[What to produce] Reproduce the records below in their entirety, character for character.

Start of Provided records

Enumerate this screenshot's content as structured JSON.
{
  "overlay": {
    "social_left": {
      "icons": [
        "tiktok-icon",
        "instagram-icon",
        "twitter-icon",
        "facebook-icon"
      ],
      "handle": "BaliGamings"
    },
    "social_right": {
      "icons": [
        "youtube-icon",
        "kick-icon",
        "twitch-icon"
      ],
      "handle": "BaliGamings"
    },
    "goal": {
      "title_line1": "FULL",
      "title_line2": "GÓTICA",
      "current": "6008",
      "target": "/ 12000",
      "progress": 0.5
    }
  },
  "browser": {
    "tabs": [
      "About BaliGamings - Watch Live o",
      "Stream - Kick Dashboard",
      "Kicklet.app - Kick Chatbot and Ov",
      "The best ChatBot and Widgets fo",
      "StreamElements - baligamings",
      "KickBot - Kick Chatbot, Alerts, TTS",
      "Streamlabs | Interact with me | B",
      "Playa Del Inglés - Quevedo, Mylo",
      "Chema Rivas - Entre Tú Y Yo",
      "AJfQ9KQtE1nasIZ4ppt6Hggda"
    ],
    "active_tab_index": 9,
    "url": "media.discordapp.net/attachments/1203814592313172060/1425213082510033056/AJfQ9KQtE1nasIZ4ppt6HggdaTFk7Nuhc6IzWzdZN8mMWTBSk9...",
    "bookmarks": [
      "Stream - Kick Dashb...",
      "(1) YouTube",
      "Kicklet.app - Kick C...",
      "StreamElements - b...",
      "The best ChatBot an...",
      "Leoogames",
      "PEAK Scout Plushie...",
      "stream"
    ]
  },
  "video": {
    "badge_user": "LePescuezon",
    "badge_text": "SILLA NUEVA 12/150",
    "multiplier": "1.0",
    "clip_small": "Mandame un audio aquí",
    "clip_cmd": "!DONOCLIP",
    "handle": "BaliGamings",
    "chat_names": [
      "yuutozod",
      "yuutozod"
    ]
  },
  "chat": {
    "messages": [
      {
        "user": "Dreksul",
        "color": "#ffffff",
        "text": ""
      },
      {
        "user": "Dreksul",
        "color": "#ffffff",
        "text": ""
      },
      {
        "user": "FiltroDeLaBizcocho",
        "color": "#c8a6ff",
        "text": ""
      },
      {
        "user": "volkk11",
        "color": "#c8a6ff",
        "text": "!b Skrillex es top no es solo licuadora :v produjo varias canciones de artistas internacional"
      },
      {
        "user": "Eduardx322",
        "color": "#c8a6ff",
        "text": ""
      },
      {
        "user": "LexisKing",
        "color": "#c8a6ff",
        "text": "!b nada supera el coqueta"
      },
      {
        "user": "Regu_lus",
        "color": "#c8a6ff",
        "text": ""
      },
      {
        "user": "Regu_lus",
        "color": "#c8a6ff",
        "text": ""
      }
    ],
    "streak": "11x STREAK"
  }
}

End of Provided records

[Answer space]
Enumerate this screenshot's content as structured JSON.
{
  "overlay": {
    "social_left": {
      "icons": [
        "tiktok-icon",
        "instagram-icon",
        "twitter-icon",
        "facebook-icon"
      ],
      "handle": "BaliGamings"
    },
    "social_right": {
      "icons": [
        "youtube-icon",
        "kick-icon",
        "twitch-icon"
      ],
      "handle": "BaliGamings"
    },
    "goal": {
      "title_line1": "FULL",
      "title_line2": "GÓTICA",
      "current": "6008",
      "target": "/ 12000",
      "progress": 0.5
    }
  },
  "browser": {
    "tabs": [
      "About BaliGamings - Watch Live o",
      "Stream - Kick Dashboard",
      "Kicklet.app - Kick Chatbot and Ov",
      "The best ChatBot and Widgets fo",
      "StreamElements - baligamings",
      "KickBot - Kick Chatbot, Alerts, TTS",
      "Streamlabs | Interact with me | B",
      "Playa Del Inglés - Quevedo, Mylo",
      "Chema Rivas - Entre Tú Y Yo",
      "AJfQ9KQtE1nasIZ4ppt6Hggda"
    ],
    "active_tab_index": 9,
    "url": "media.discordapp.net/attachments/1203814592313172060/1425213082510033056/AJfQ9KQtE1nasIZ4ppt6HggdaTFk7Nuhc6IzWzdZN8mMWTBSk9...",
    "bookmarks": [
      "Stream - Kick Dashb...",
      "(1) YouTube",
      "Kicklet.app - Kick C...",
      "StreamElements - b...",
      "The best ChatBot an...",
      "Leoogames",
      "PEAK Scout Plushie...",
      "stream"
    ]
  },
  "video": {
    "badge_user": "LePescuezon",
    "badge_text": "SILLA NUEVA 12/150",
    "multiplier": "1.0",
    "clip_small": "Mandame un audio aquí",
    "clip_cmd": "!DONOCLIP",
    "handle": "BaliGamings",
    "chat_names": [
      "yuutozod",
      "yuutozod"
    ]
  },
  "chat": {
    "messages": [
      {
        "user": "Dreksul",
        "color": "#ffffff",
        "text": ""
      },
      {
        "user": "Dreksul",
        "color": "#ffffff",
        "text": ""
      },
      {
        "user": "FiltroDeLaBizcocho",
        "color": "#c8a6ff",
        "text": ""
      },
      {
        "user": "volkk11",
        "color": "#c8a6ff",
        "text": "!b Skrillex es top no es solo licuadora :v produjo varias canciones de artistas internacional"
      },
      {
        "user": "Eduardx322",
        "color": "#c8a6ff",
        "text": ""
      },
      {
        "user": "LexisKing",
        "color": "#c8a6ff",
        "text": "!b nada supera el coqueta"
      },
      {
        "user": "Regu_lus",
        "color": "#c8a6ff",
        "text": ""
      },
      {
        "user": "Regu_lus",
        "color": "#c8a6ff",
        "text": ""
      }
    ],
    "streak": "11x STREAK"
  }
}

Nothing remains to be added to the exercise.